Task description
Match the word "username". Return each line of the data below where it appears.

═══ Dataset entries

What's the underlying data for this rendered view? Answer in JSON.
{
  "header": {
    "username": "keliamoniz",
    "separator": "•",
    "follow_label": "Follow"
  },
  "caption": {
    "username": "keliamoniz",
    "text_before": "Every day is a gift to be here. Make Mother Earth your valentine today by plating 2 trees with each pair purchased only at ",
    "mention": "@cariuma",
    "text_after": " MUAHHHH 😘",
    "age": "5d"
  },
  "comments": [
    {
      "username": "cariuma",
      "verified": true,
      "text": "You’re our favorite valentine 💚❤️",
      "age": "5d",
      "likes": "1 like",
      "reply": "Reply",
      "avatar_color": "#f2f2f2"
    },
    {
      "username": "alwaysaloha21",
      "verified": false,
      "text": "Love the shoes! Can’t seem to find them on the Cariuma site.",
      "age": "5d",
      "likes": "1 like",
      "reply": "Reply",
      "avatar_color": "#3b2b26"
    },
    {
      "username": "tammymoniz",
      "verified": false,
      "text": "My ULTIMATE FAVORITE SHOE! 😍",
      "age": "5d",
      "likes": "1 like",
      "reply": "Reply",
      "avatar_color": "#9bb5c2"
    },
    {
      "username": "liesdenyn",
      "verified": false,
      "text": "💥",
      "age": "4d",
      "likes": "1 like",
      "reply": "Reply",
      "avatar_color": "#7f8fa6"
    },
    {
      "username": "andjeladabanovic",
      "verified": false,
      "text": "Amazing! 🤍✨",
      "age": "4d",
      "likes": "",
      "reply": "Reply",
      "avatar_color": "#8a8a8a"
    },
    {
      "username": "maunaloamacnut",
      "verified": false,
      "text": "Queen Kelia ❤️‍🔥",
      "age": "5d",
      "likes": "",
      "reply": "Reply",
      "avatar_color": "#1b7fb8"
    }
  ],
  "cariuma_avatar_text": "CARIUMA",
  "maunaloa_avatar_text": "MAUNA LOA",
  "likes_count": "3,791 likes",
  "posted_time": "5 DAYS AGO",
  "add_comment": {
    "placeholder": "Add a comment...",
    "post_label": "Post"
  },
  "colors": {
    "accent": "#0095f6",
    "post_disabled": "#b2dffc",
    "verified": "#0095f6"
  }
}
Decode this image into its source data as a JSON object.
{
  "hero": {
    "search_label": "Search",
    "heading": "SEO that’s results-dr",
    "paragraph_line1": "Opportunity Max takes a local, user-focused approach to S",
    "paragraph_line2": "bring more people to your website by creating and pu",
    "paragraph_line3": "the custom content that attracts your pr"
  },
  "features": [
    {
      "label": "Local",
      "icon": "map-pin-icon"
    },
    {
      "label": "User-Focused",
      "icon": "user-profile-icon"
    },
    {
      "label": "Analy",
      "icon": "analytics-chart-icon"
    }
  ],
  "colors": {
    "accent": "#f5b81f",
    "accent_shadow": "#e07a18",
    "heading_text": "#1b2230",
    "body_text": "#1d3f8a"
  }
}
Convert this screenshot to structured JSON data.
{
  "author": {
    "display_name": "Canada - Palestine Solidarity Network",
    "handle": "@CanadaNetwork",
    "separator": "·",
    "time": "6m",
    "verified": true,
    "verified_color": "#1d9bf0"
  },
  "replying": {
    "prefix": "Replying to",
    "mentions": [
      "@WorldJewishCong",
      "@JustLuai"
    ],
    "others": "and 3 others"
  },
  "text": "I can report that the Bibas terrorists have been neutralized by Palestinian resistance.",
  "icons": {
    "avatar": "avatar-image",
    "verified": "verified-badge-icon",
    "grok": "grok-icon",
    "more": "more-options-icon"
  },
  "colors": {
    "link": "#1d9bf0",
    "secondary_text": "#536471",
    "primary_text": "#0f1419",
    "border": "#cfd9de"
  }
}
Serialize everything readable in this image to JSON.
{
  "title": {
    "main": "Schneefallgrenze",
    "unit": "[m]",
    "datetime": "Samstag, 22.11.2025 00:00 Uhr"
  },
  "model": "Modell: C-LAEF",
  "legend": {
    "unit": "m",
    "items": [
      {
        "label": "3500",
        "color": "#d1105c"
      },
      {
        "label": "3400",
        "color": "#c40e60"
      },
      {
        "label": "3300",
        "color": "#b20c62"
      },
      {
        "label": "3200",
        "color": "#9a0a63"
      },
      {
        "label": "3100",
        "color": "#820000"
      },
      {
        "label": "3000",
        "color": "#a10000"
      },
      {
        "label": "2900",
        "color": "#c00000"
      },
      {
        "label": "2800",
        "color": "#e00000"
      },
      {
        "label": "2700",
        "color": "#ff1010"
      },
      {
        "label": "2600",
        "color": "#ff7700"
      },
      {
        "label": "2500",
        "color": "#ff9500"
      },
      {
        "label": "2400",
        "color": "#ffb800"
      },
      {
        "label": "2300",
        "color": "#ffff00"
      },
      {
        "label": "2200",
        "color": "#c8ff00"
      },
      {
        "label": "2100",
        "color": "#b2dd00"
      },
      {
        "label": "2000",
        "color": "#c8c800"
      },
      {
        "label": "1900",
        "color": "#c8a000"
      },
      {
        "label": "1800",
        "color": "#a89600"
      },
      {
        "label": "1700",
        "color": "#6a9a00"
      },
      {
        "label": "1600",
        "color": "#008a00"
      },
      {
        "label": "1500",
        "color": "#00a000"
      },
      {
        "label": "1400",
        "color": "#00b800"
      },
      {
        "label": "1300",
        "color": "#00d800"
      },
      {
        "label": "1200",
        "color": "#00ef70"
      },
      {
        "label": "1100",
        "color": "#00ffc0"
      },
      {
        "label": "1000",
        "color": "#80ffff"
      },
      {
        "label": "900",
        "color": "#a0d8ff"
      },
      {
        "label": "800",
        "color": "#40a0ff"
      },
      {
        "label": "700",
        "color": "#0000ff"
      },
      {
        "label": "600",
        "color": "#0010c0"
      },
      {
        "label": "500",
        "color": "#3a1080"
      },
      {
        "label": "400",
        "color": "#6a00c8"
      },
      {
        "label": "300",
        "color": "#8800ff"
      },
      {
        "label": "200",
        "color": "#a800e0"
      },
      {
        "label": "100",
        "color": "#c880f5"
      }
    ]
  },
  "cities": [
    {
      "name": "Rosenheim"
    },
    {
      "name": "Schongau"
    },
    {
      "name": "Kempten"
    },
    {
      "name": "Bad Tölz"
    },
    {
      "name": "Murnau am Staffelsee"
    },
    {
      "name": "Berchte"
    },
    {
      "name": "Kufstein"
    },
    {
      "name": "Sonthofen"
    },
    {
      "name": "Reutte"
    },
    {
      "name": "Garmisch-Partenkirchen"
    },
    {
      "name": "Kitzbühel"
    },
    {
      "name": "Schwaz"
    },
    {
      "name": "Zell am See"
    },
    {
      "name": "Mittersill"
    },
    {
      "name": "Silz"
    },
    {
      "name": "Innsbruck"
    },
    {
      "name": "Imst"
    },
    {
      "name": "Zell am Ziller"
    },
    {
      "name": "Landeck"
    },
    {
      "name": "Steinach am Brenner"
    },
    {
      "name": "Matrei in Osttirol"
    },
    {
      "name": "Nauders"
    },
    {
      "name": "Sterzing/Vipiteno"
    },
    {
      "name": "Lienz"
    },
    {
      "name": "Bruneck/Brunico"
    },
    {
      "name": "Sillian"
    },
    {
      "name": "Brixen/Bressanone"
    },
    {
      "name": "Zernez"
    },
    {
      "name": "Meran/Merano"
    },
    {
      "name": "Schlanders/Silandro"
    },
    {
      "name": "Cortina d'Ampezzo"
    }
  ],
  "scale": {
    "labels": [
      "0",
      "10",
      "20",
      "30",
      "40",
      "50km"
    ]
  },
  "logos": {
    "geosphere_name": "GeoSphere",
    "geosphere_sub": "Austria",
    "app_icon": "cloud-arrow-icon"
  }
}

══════

Exercise output
    "username": "keliamoniz",
    "username": "keliamoniz",
      "username": "cariuma",
      "username": "alwaysaloha21",
      "username": "tammymoniz",
      "username": "liesdenyn",
      "username": "andjeladabanovic",
      "username": "maunaloamacnut",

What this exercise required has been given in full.